How to complete this task
Copy, from the entries below, each line in which the string "icon" appears.

(Beginning of Available data)

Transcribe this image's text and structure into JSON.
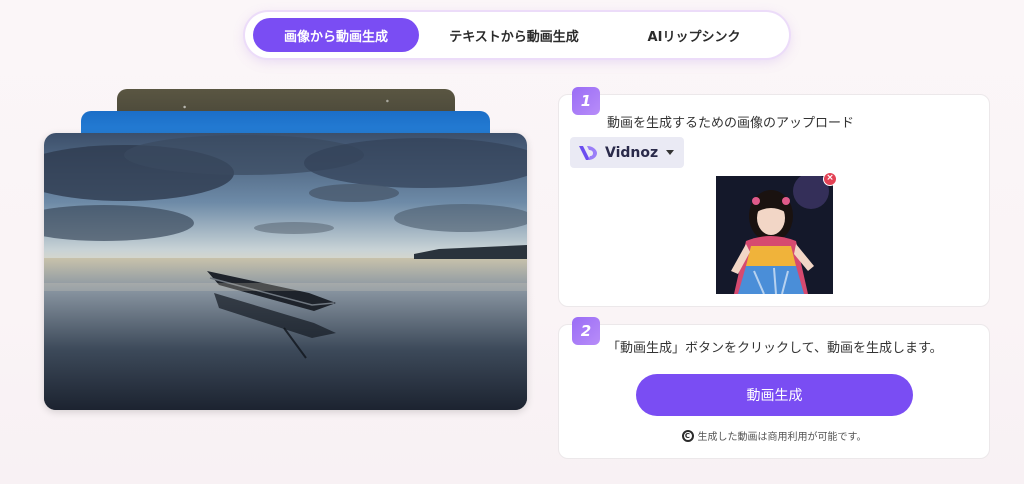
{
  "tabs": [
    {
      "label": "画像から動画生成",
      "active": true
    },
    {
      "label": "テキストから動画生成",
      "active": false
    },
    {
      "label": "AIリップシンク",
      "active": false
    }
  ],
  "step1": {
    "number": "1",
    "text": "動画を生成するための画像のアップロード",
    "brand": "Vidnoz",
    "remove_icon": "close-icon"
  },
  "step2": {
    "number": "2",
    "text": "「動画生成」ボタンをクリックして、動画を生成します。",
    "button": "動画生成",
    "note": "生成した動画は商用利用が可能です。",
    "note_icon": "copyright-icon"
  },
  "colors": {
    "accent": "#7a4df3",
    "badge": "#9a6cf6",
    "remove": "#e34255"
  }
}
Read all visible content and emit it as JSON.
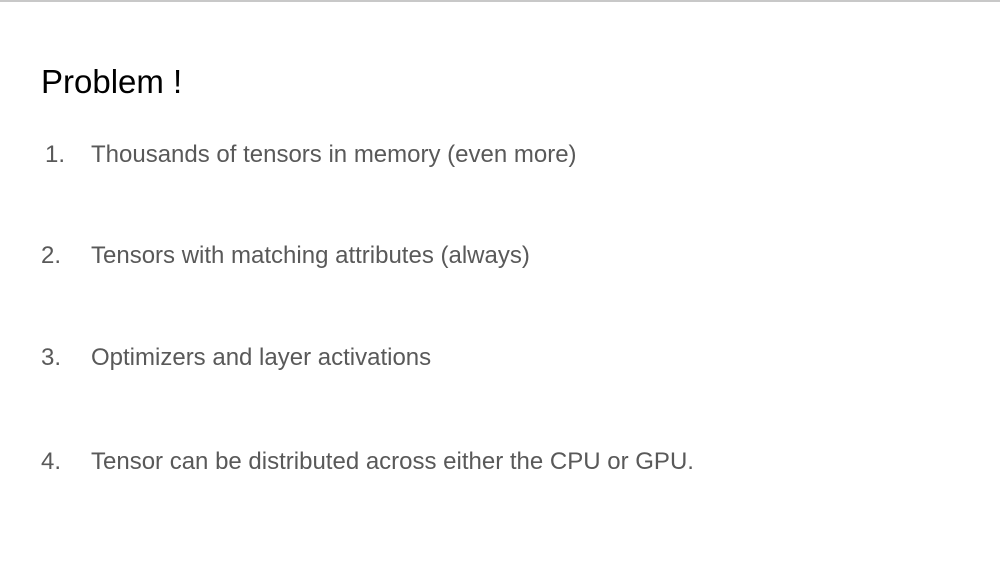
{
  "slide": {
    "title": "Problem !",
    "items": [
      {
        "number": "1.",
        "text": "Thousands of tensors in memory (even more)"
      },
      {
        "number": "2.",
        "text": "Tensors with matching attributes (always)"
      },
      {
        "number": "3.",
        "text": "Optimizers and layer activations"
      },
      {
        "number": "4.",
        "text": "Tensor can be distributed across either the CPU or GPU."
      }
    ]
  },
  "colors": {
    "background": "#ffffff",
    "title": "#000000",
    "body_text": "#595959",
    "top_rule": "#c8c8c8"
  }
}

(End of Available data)

Response to this task
    "remove_icon": "close-icon"
    "note_icon": "copyright-icon"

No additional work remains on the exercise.